What the exercise asks – What lines below hold the string "bottiglia"? Copy them all.

Provided information –
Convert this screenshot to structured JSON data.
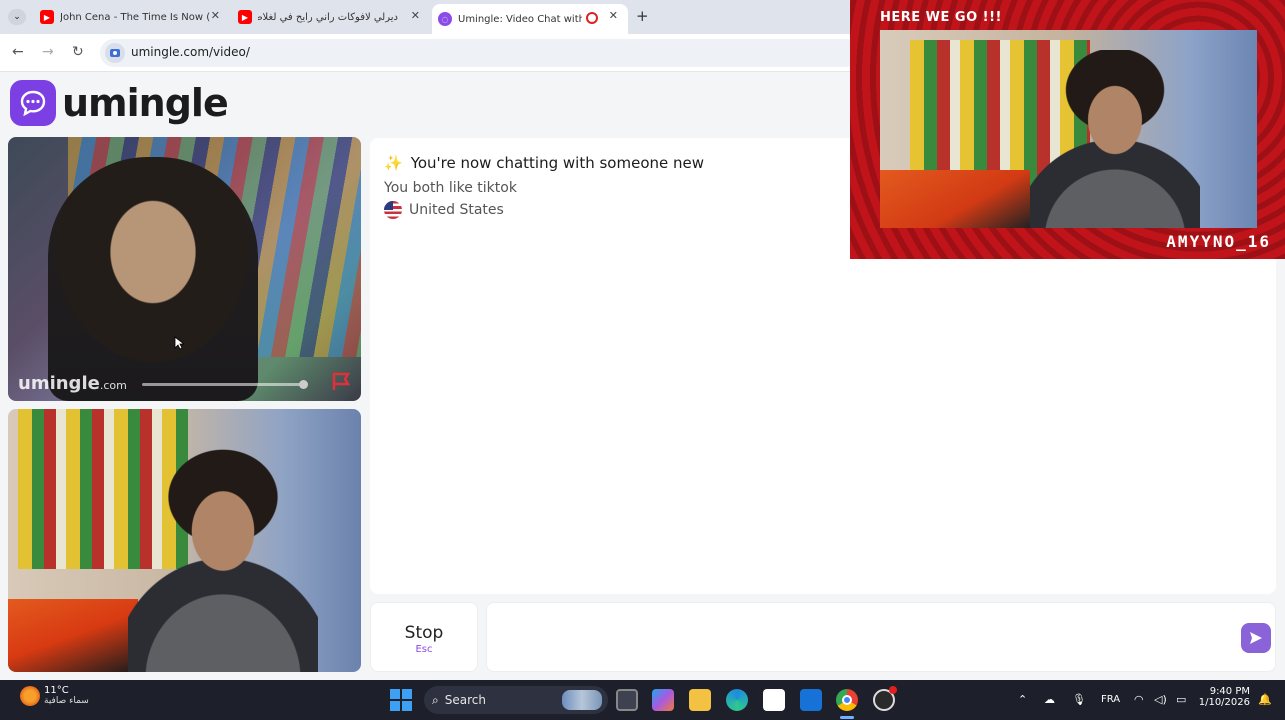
{
  "browser": {
    "tabs": [
      {
        "title": "John Cena - The Time Is Now (E",
        "icon": "youtube-icon",
        "active": false
      },
      {
        "title": "ديرلي لافوكات راني رايح في لغلاط",
        "icon": "youtube-icon",
        "active": false
      },
      {
        "title": "Umingle: Video Chat with S",
        "icon": "umingle-icon",
        "active": true
      }
    ],
    "new_tab": "+",
    "url": "umingle.com/video/"
  },
  "site": {
    "logo_text": "umingle",
    "brand_color": "#7b3fe4",
    "stranger_watermark": "umingle",
    "stranger_watermark_suffix": ".com"
  },
  "chat": {
    "sparkle": "✨",
    "headline": "You're now chatting with someone new",
    "interest": "You both like tiktok",
    "flag": "🇺🇸",
    "country": "United States"
  },
  "controls": {
    "stop_label": "Stop",
    "stop_shortcut": "Esc",
    "message_placeholder": ""
  },
  "stream_overlay": {
    "title": "HERE WE GO !!!",
    "username": "AMYYNO_16"
  },
  "taskbar": {
    "weather_temp": "11°C",
    "weather_desc": "سماء صافية",
    "search_label": "Search",
    "language": "FRA",
    "time": "9:40 PM",
    "date": "1/10/2026"
  }
}
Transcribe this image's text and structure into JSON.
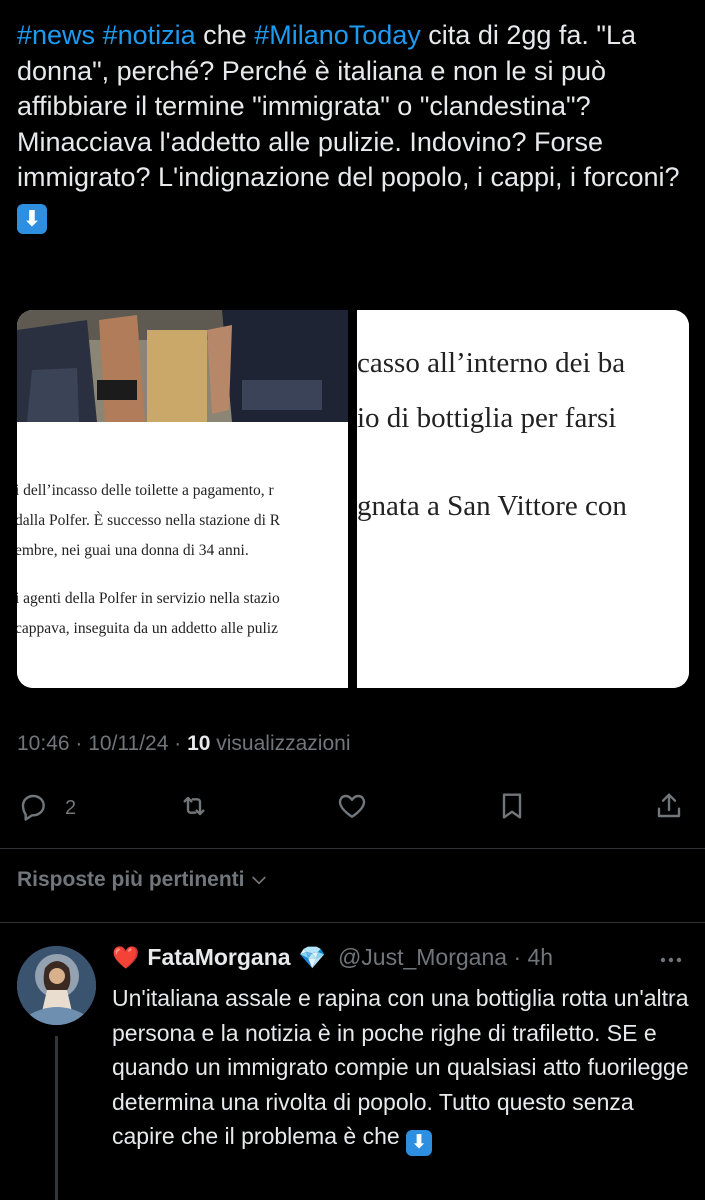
{
  "tweet": {
    "hashtag_news": "#news",
    "hashtag_notizia": "#notizia",
    "text_1": " che ",
    "hashtag_milano": "#MilanoToday",
    "text_2": " cita di 2gg fa. \"La donna\", perché? Perché è italiana e non le si può affibbiare il termine \"immigrata\" o \"clandestina\"? Minacciava l'addetto alle pulizie. Indovino? Forse immigrato? L'indignazione del popolo, i cappi, i forconi? ",
    "emoji": "⬇"
  },
  "media": {
    "left_lines": [
      "i dell’incasso delle toilette a pagamento, r",
      "dalla Polfer. È successo nella stazione di R",
      "embre, nei guai una donna di 34 anni.",
      "i agenti della Polfer in servizio nella stazio",
      "cappava, inseguita da un addetto alle puliz"
    ],
    "right_lines": [
      "casso all’interno dei ba",
      "io di bottiglia per farsi",
      "gnata a San Vittore con"
    ]
  },
  "meta": {
    "time_date": "10:46 · 10/11/24 · ",
    "views_count": "10",
    "views_label": " visualizzazioni"
  },
  "actions": {
    "reply_count": "2",
    "icons": [
      "reply-icon",
      "retweet-icon",
      "like-icon",
      "bookmark-icon",
      "share-icon"
    ]
  },
  "sort": {
    "label": "Risposte più pertinenti"
  },
  "reply": {
    "heart": "❤️",
    "name": "FataMorgana",
    "diamond": "💎",
    "handle_time": "@Just_Morgana · 4h",
    "text": "Un'italiana assale e rapina con una bottiglia rotta un'altra persona e la notizia è in poche righe di trafiletto. SE e quando un immigrato compie un qualsiasi atto fuorilegge determina una rivolta di popolo. Tutto questo senza capire che il problema è che ",
    "emoji": "⬇"
  },
  "colors": {
    "background": "#000000",
    "text": "#e7e9ea",
    "link": "#1d9bf0",
    "muted": "#71767b",
    "separator": "#2f3336"
  }
}
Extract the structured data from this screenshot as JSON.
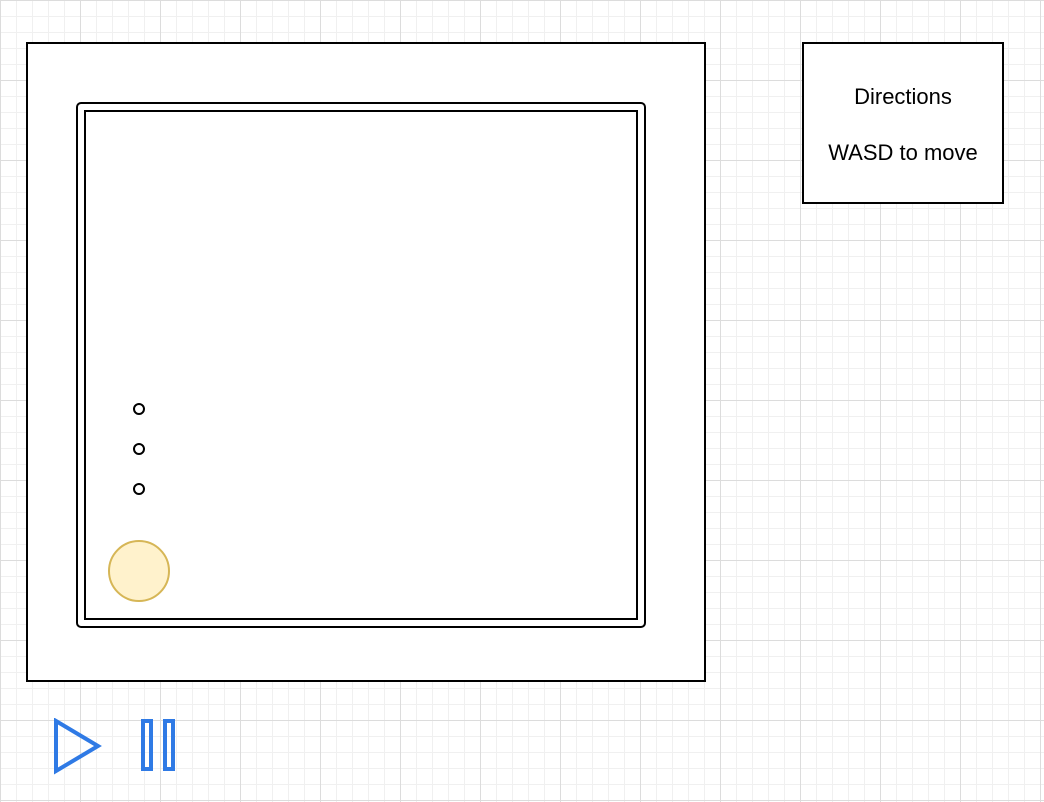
{
  "directions": {
    "title": "Directions",
    "instruction": "WASD to move"
  },
  "player": {
    "fill_color": "#fff2cc",
    "stroke_color": "#d6b656"
  },
  "controls": {
    "icon_color": "#2f7ae5",
    "play_icon": "play-icon",
    "pause_icon": "pause-icon"
  }
}
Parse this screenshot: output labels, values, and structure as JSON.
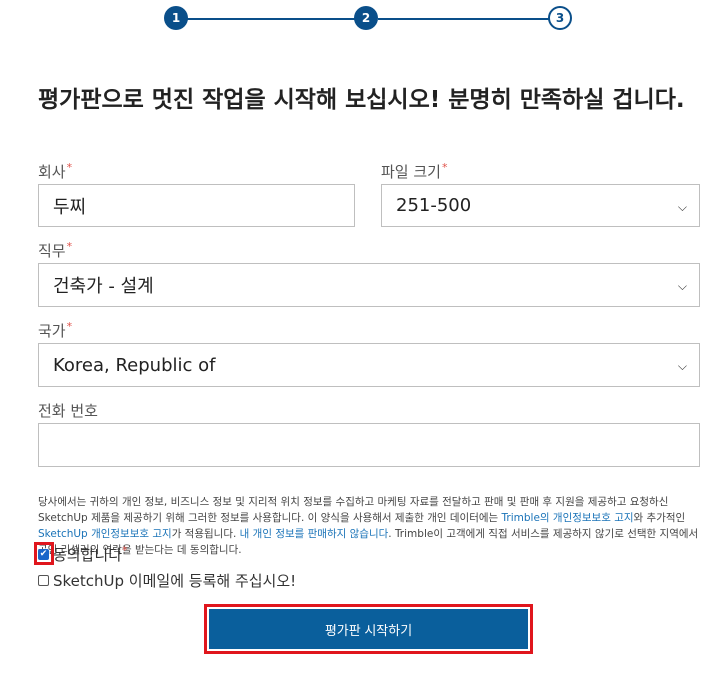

Response –
      "io di bottiglia per farsi",
    "text": "Un'italiana assale e rapina con una bottiglia rotta un'altra persona e la notizia è in poche righe di trafiletto. SE e quando un immigrato compie un qualsiasi atto fuorilegge determina una rivolta di popolo. Tutto questo senza capire che il problema è che ",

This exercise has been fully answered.